Social support plays a critical role in mitigating the impact of vicarious trauma on individuals working in professions where exposure to traumatic content is commonplace. Here we examine the importance of leveraging social networks, both personal and organisational, to address secondary stress symptoms and promote emotional resilience in professional environments. By fostering supportive relationships and networks, organisations can create environments where employees feel valued, understood, and empowered to navigate the challenges of their roles.

The Power of Social Support

Social support encompasses various forms of assistance, validation, and connection that individuals receive from others in their social networks. In the context of vicarious trauma, social support serves as a buffer against the negative effects of exposure to traumatic content, helping individuals cope with stress, process emotions, and maintain a sense of wellbeing. Both personal and organisational support systems play crucial roles in providing avenues for support and connection.

Personal Support Networks

Personal support networks, including friends, family members, and significant others, offer invaluable sources of emotional support and understanding for individuals navigating the challenges of their professional roles. Cultivating strong personal relationships and investing in meaningful connections outside of work can provide individuals with a sense of belonging, validation, and resilience in the face of vicarious trauma.

Organisational Support Structures

In addition to personal support networks, organisations play a vital role in providing support structures and resources for employees facing vicarious trauma and its aftermath. By prioritising the development of supportive organisational cultures, workplaces can create environments where employees feel safe, valued, and equipped to manage the emotional challenges of their work.

Creating a Culture of Support

Organisational support structures encompass a range of initiatives aimed at fostering a culture of support and wellbeing within the workplace. This may include implementing employee assistance programs, offering proactive and regular well check services, providing trauma-informed training, and establishing peer support networks. By investing in these resources and initiatives, organisations demonstrate a commitment to prioritising employee mental health.

Peer Support Networks

Peer support networks within the workplace offer a unique avenue for employees to connect with colleagues who understand their experiences firsthand.
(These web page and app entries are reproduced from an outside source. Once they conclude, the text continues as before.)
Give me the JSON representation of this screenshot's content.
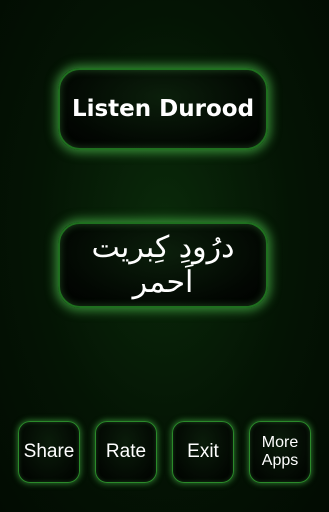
{
  "main": {
    "listen_label": "Listen Durood",
    "durood_label": "درُودِ کِبریت اَحمر"
  },
  "footer": {
    "share_label": "Share",
    "rate_label": "Rate",
    "exit_label": "Exit",
    "more_apps_label": "More\nApps"
  },
  "colors": {
    "glow": "#5adc5a",
    "background": "#041404",
    "text": "#ffffff"
  }
}
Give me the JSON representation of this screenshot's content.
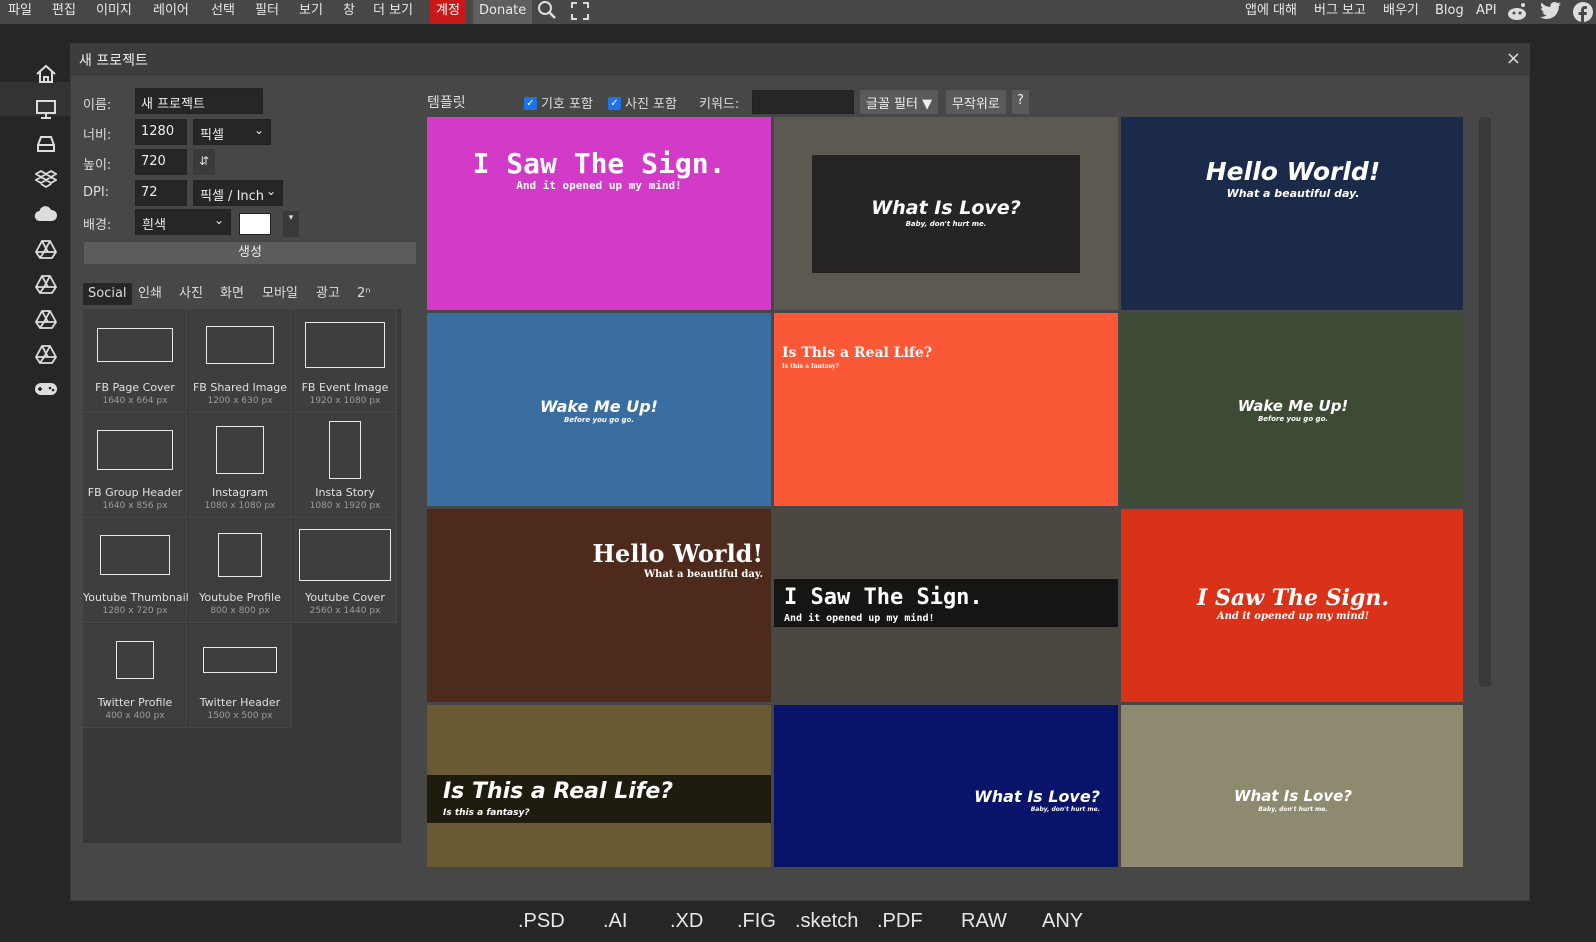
{
  "menu": {
    "file": "파일",
    "edit": "편집",
    "image": "이미지",
    "layer": "레이어",
    "select": "선택",
    "filter": "필터",
    "view": "보기",
    "window": "창",
    "more": "더 보기",
    "account": "계정",
    "donate": "Donate",
    "about": "앱에 대해",
    "bug": "버그 보고",
    "learn": "배우기",
    "blog": "Blog",
    "api": "API"
  },
  "dialog": {
    "title": "새 프로젝트",
    "close": "×"
  },
  "form": {
    "name_label": "이름:",
    "name_value": "새 프로젝트",
    "width_label": "너비:",
    "width_value": "1280",
    "unit": "픽셀",
    "height_label": "높이:",
    "height_value": "720",
    "swap": "⇵",
    "dpi_label": "DPI:",
    "dpi_value": "72",
    "dpi_unit": "픽셀 / Inch",
    "bg_label": "배경:",
    "bg_value": "흰색",
    "bg_color": "#ffffff",
    "create": "생성"
  },
  "tabs": [
    "Social",
    "인쇄",
    "사진",
    "화면",
    "모바일",
    "광고",
    "2ⁿ"
  ],
  "presets": [
    {
      "name": "FB Page Cover",
      "size": "1640 x 664 px"
    },
    {
      "name": "FB Shared Image",
      "size": "1200 x 630 px"
    },
    {
      "name": "FB Event Image",
      "size": "1920 x 1080 px"
    },
    {
      "name": "FB Group Header",
      "size": "1640 x 856 px"
    },
    {
      "name": "Instagram",
      "size": "1080 x 1080 px"
    },
    {
      "name": "Insta Story",
      "size": "1080 x 1920 px"
    },
    {
      "name": "Youtube Thumbnail",
      "size": "1280 x 720 px"
    },
    {
      "name": "Youtube Profile",
      "size": "800 x 800 px"
    },
    {
      "name": "Youtube Cover",
      "size": "2560 x 1440 px"
    },
    {
      "name": "Twitter Profile",
      "size": "400 x 400 px"
    },
    {
      "name": "Twitter Header",
      "size": "1500 x 500 px"
    }
  ],
  "templates_header": {
    "title": "템플릿",
    "symbols": "기호 포함",
    "photos": "사진 포함",
    "keyword_label": "키워드:",
    "font_filter": "글꼴 필터",
    "random": "무작위로",
    "help": "?"
  },
  "templates": [
    {
      "title": "I Saw The Sign.",
      "sub": "And it opened up my mind!",
      "bg": "#d33ac8"
    },
    {
      "title": "What Is Love?",
      "sub": "Baby, don't hurt me.",
      "bg": "#5d5850"
    },
    {
      "title": "Hello World!",
      "sub": "What a beautiful day.",
      "bg": "#1b2a48"
    },
    {
      "title": "Wake Me Up!",
      "sub": "Before you go go.",
      "bg": "#3b6ea0"
    },
    {
      "title": "Is This a Real Life?",
      "sub": "Is this a fantasy?",
      "bg": "#fb5837"
    },
    {
      "title": "Wake Me Up!",
      "sub": "Before you go go.",
      "bg": "#3d4a34"
    },
    {
      "title": "Hello World!",
      "sub": "What a beautiful day.",
      "bg": "#4e2a1c"
    },
    {
      "title": "I Saw The Sign.",
      "sub": "And it opened up my mind!",
      "bg": "#4b4740"
    },
    {
      "title": "I Saw The Sign.",
      "sub": "And it opened up my mind!",
      "bg": "#da3218"
    },
    {
      "title": "Is This a Real Life?",
      "sub": "Is this a fantasy?",
      "bg": "#6a5a33"
    },
    {
      "title": "What Is Love?",
      "sub": "Baby, don't hurt me.",
      "bg": "#08136a"
    },
    {
      "title": "What Is Love?",
      "sub": "Baby, don't hurt me.",
      "bg": "#8e8a70"
    }
  ],
  "formats": [
    ".PSD",
    ".AI",
    ".XD",
    ".FIG",
    ".sketch",
    ".PDF",
    "RAW",
    "ANY"
  ],
  "format_colors": [
    "#31a8ff",
    "#ff9a00",
    "#ff61f6",
    "#0acf83",
    "#fdad00",
    "#e5252a",
    "#888888",
    "#000000"
  ]
}
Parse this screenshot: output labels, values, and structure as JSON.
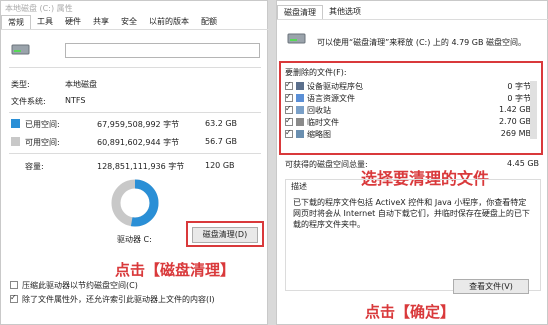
{
  "left": {
    "title": "本地磁盘 (C:) 属性",
    "tabs": [
      "常规",
      "工具",
      "硬件",
      "共享",
      "安全",
      "以前的版本",
      "配额"
    ],
    "type_label": "类型:",
    "type_value": "本地磁盘",
    "fs_label": "文件系统:",
    "fs_value": "NTFS",
    "used_label": "已用空间:",
    "used_bytes": "67,959,508,992 字节",
    "used_size": "63.2 GB",
    "free_label": "可用空间:",
    "free_bytes": "60,891,602,944 字节",
    "free_size": "56.7 GB",
    "cap_label": "容量:",
    "cap_bytes": "128,851,111,936 字节",
    "cap_size": "120 GB",
    "drive_label": "驱动器 C:",
    "cleanup_button": "磁盘清理(D)",
    "compress_label": "压缩此驱动器以节约磁盘空间(C)",
    "index_label": "除了文件属性外，还允许索引此驱动器上文件的内容(I)",
    "used_percent": 52.7,
    "colors": {
      "used": "#2a8fd6",
      "free": "#c8c8c8"
    }
  },
  "right": {
    "tabs": [
      "磁盘清理",
      "其他选项"
    ],
    "intro": "可以使用“磁盘清理”来释放 (C:) 上的 4.79 GB 磁盘空间。",
    "files_label": "要删除的文件(F):",
    "items": [
      {
        "name": "设备驱动程序包",
        "size": "0 字节",
        "checked": true,
        "icon": "driver-package-icon"
      },
      {
        "name": "语言资源文件",
        "size": "0 字节",
        "checked": true,
        "icon": "language-file-icon"
      },
      {
        "name": "回收站",
        "size": "1.42 GB",
        "checked": true,
        "icon": "recycle-bin-icon"
      },
      {
        "name": "临时文件",
        "size": "2.70 GB",
        "checked": true,
        "icon": "temp-file-icon"
      },
      {
        "name": "缩略图",
        "size": "269 MB",
        "checked": true,
        "icon": "thumbnail-icon"
      }
    ],
    "total_label": "可获得的磁盘空间总量:",
    "total_value": "4.45 GB",
    "desc_label": "描述",
    "desc_text": "已下载的程序文件包括 ActiveX 控件和 Java 小程序，你查看特定网页时将会从 Internet 自动下载它们，并临时保存在硬盘上的已下载的程序文件夹中。",
    "view_files_button": "查看文件(V)"
  },
  "annotations": {
    "click_cleanup": "点击【磁盘清理】",
    "select_files": "选择要清理的文件",
    "click_ok": "点击【确定】"
  }
}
By facilitating peer support groups, organisations provide opportunities for individuals to share their challenges, seek guidance, and receive validation in a safe and supportive environment. Peer support networks not only offer emotional support but also promote camaraderie and solidarity among employees.
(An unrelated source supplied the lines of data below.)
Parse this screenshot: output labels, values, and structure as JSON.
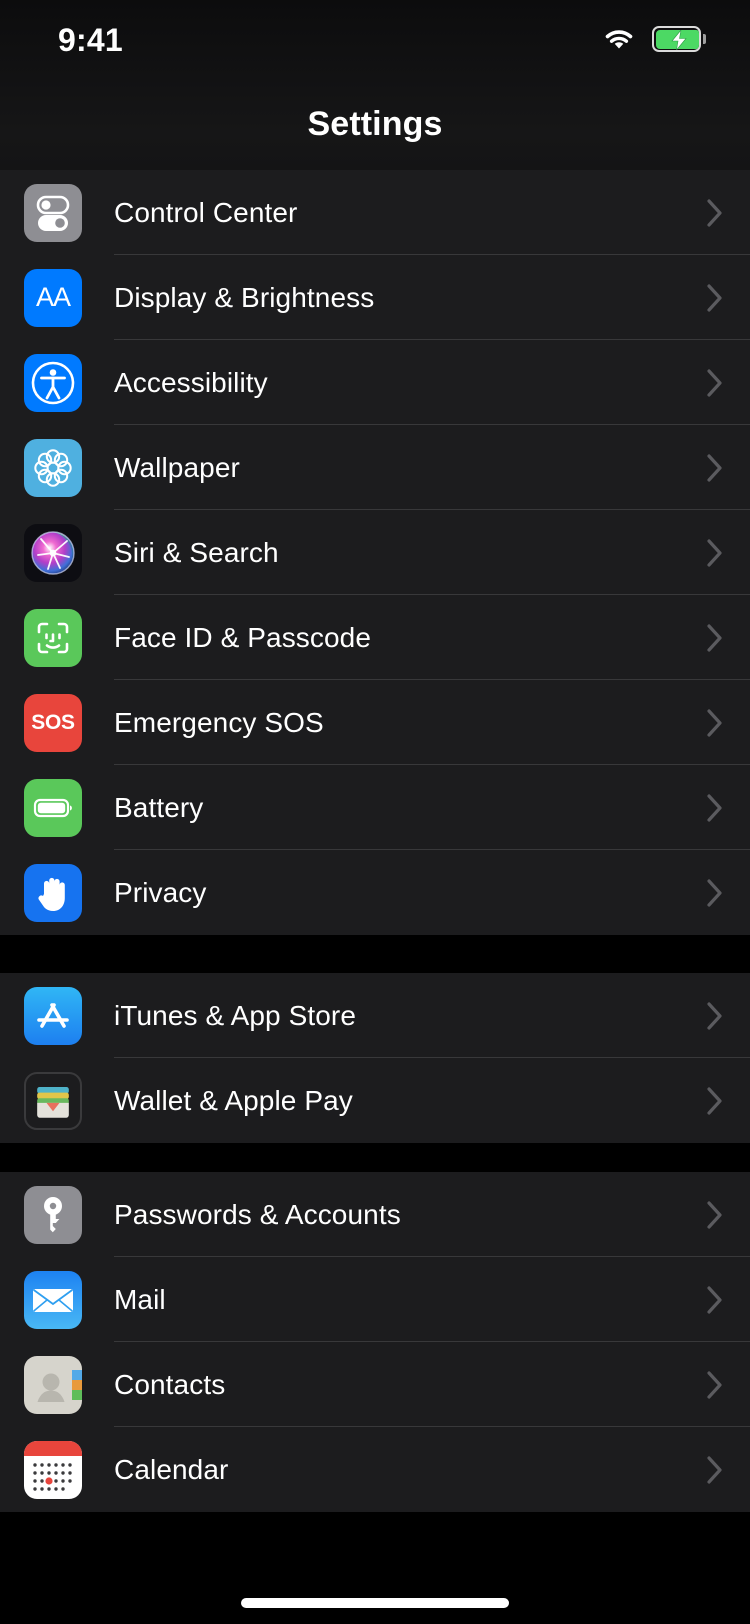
{
  "status_bar": {
    "time": "9:41",
    "wifi_icon": "wifi-icon",
    "battery_icon": "battery-charging-icon",
    "battery_color": "#4cd964"
  },
  "nav": {
    "title": "Settings"
  },
  "theme": {
    "background": "#000000",
    "group_background": "#1c1c1e",
    "separator": "#38383a",
    "label_color": "#ffffff",
    "chevron_color": "#5b5b5f"
  },
  "groups": [
    {
      "name": "system-group",
      "rows": [
        {
          "label": "Control Center",
          "icon": "control-center-icon",
          "icon_color": "#8e8e93"
        },
        {
          "label": "Display & Brightness",
          "icon": "display-brightness-icon",
          "icon_color": "#007aff"
        },
        {
          "label": "Accessibility",
          "icon": "accessibility-icon",
          "icon_color": "#007aff"
        },
        {
          "label": "Wallpaper",
          "icon": "wallpaper-icon",
          "icon_color": "#4fb0e0"
        },
        {
          "label": "Siri & Search",
          "icon": "siri-icon",
          "icon_color": "#0d0d12"
        },
        {
          "label": "Face ID & Passcode",
          "icon": "face-id-icon",
          "icon_color": "#5ac85a"
        },
        {
          "label": "Emergency SOS",
          "icon": "emergency-sos-icon",
          "icon_color": "#e8453c"
        },
        {
          "label": "Battery",
          "icon": "battery-icon",
          "icon_color": "#5ac85a"
        },
        {
          "label": "Privacy",
          "icon": "privacy-hand-icon",
          "icon_color": "#1673f0"
        }
      ]
    },
    {
      "name": "store-group",
      "rows": [
        {
          "label": "iTunes & App Store",
          "icon": "app-store-icon",
          "icon_color": "#1d7ff0"
        },
        {
          "label": "Wallet & Apple Pay",
          "icon": "wallet-icon",
          "icon_color": "#1c1c1e"
        }
      ]
    },
    {
      "name": "accounts-group",
      "rows": [
        {
          "label": "Passwords & Accounts",
          "icon": "passwords-key-icon",
          "icon_color": "#8e8e93"
        },
        {
          "label": "Mail",
          "icon": "mail-icon",
          "icon_color": "#1d82f2"
        },
        {
          "label": "Contacts",
          "icon": "contacts-icon",
          "icon_color": "#d6d4cc"
        },
        {
          "label": "Calendar",
          "icon": "calendar-icon",
          "icon_color": "#ffffff"
        }
      ]
    }
  ],
  "chevron_icon": "chevron-right-icon",
  "home_indicator": "home-indicator"
}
Trauma-Informed Supervision

Supervision practices that incorporate trauma-informed principles are essential for supporting employees working with vicarious trauma. By providing opportunities for reflective practice, emotional processing, and skill development, trauma-informed supervision helps employees navigate the emotional complexities of their work while minimising the risk of burnout and secondary stress symptoms. Supervisors play a crucial role in modeling healthy coping strategies and providing guidance and support to their team members.

Professional Support
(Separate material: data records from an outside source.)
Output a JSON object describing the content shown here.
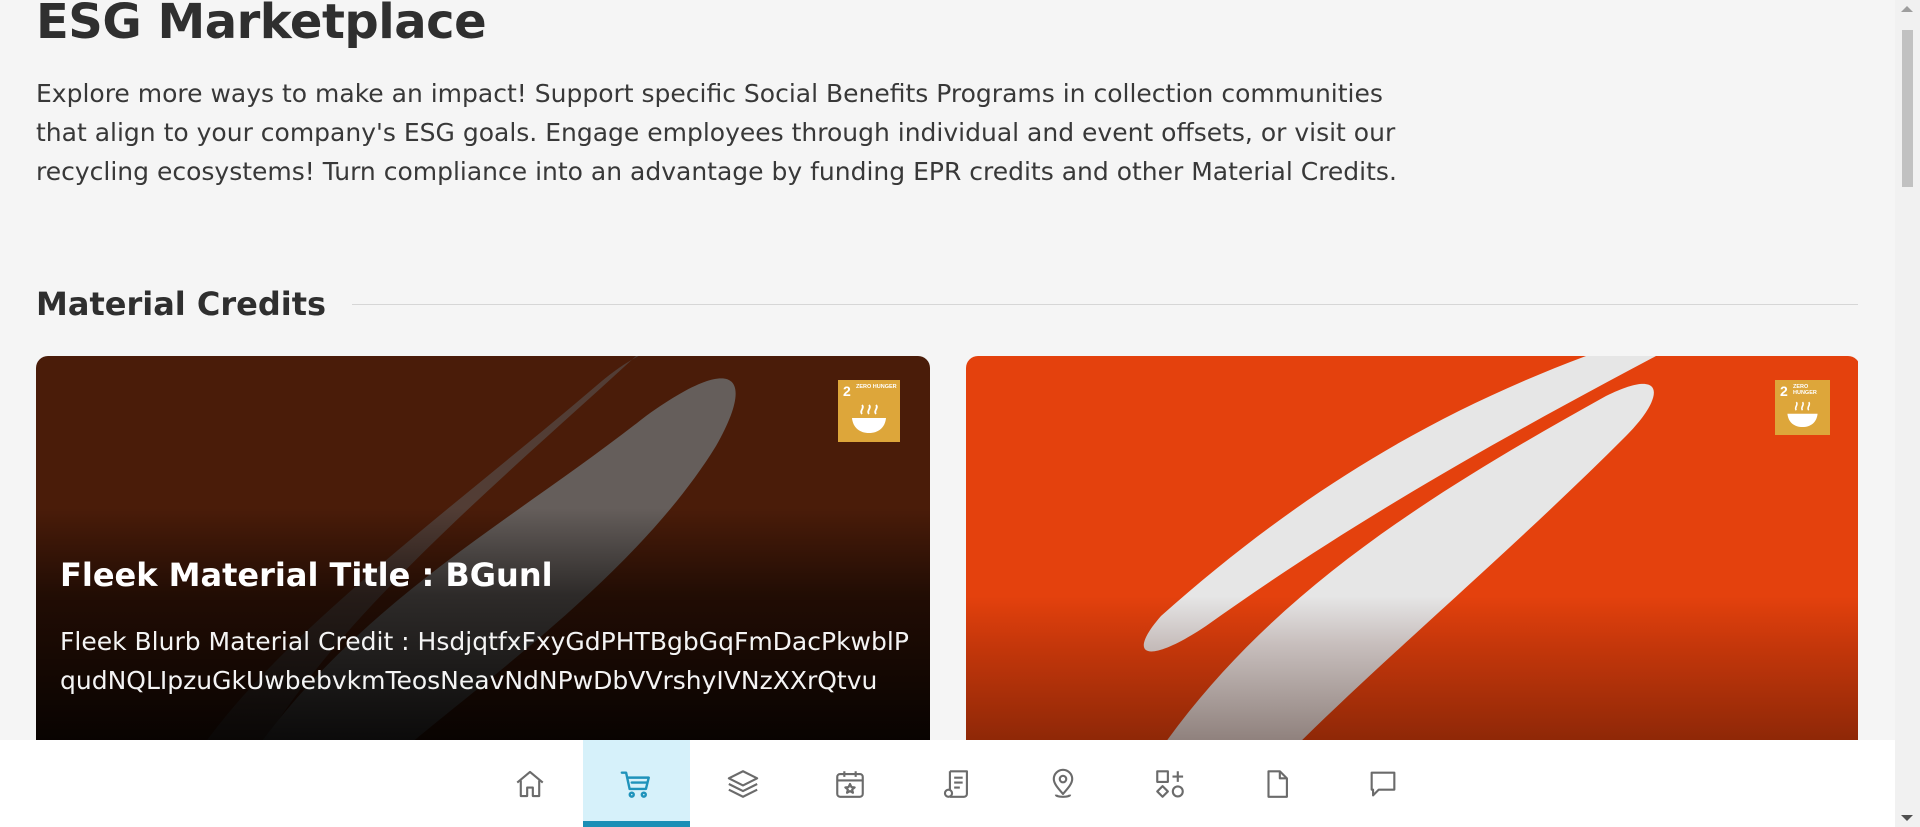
{
  "page": {
    "title": "ESG Marketplace",
    "intro": "Explore more ways to make an impact! Support specific Social Benefits Programs in collection communities that align to your company's ESG goals. Engage employees through individual and event offsets, or visit our recycling ecosystems! Turn compliance into an advantage by funding EPR credits and other Material Credits."
  },
  "section": {
    "title": "Material Credits"
  },
  "cards": [
    {
      "title": "Fleek Material Title : BGunl",
      "blurb": "Fleek Blurb Material Credit : HsdjqtfxFxyGdPHTBgbGqFmDacPkwblPqudNQLIpzuGkUwbebvkmTeosNeavNdNPwDbVVrshyIVNzXXrQtvu",
      "badge_number": "2",
      "badge_text": "ZERO HUNGER",
      "colors": {
        "background": "#4a1c09",
        "swoosh": "#6b6b6b"
      }
    },
    {
      "title": "",
      "blurb": "",
      "badge_number": "2",
      "badge_text": "ZERO HUNGER",
      "colors": {
        "background": "#e4410d",
        "swoosh": "#e6e6e6"
      }
    }
  ],
  "bottom_nav": {
    "active_index": 1,
    "items": [
      {
        "icon": "home-icon"
      },
      {
        "icon": "cart-icon"
      },
      {
        "icon": "layers-icon"
      },
      {
        "icon": "calendar-star-icon"
      },
      {
        "icon": "document-list-icon"
      },
      {
        "icon": "map-pin-icon"
      },
      {
        "icon": "grid-shapes-icon"
      },
      {
        "icon": "file-icon"
      },
      {
        "icon": "chat-icon"
      }
    ]
  },
  "theme": {
    "accent": "#1a8fb6",
    "active_tab_bg": "#d6f1fa",
    "badge": "#dda63a"
  }
}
Many organisations typically have an Employee Assistance Program (EAP) as an initial resource for professional support and counselling. However, for teams where vicarious trauma poses a recognised risk, implementing proactive well checks at regular intervals or upon identification of individuals handling particularly traumatic cases is crucial. These measures not only demonstrate a proactive approach to safeguarding employee wellbeing but also provide timely support.

By leveraging all of these support networks not only do they provide a great wellbeing buffer but also provide ample opportunity for early intervention when someone says “it’s actually starting to get to me” or a peer notices some early warning signs and says “hey I’ve noticed you’re not quite yourself, are you okay?”.